[[ PROVIDED DATA open ]]

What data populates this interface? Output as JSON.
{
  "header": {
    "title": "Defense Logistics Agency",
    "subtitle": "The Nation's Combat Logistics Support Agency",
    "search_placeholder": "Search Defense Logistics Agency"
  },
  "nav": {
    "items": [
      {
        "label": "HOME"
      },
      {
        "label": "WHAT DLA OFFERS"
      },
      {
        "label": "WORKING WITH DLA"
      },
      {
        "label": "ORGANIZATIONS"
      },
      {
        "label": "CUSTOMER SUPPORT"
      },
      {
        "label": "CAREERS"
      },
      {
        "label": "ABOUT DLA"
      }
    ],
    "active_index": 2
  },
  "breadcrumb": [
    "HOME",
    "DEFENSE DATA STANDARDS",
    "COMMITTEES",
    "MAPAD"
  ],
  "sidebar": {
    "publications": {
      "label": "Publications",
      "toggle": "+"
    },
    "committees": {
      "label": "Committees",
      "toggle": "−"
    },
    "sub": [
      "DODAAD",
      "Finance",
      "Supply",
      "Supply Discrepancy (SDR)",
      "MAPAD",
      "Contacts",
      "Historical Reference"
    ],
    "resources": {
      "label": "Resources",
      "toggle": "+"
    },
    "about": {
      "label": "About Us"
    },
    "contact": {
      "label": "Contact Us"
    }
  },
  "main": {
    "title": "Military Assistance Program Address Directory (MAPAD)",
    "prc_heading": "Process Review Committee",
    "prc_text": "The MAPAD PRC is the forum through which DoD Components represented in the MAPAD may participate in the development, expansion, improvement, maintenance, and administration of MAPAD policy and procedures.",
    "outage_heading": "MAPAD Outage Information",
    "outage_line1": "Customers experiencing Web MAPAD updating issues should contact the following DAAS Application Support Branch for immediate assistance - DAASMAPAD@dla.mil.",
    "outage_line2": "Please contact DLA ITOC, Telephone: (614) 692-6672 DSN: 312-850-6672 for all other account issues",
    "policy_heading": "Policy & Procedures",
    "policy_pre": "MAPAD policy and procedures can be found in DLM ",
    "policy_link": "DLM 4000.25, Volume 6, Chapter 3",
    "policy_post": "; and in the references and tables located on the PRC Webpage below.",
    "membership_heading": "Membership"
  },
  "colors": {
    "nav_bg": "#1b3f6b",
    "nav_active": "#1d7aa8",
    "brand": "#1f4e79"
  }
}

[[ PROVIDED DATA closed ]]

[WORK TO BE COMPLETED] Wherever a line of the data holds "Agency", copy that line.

[TASK SOLUTION]
    "title": "Defense Logistics Agency",
    "subtitle": "The Nation's Combat Logistics Support Agency",
    "search_placeholder": "Search Defense Logistics Agency"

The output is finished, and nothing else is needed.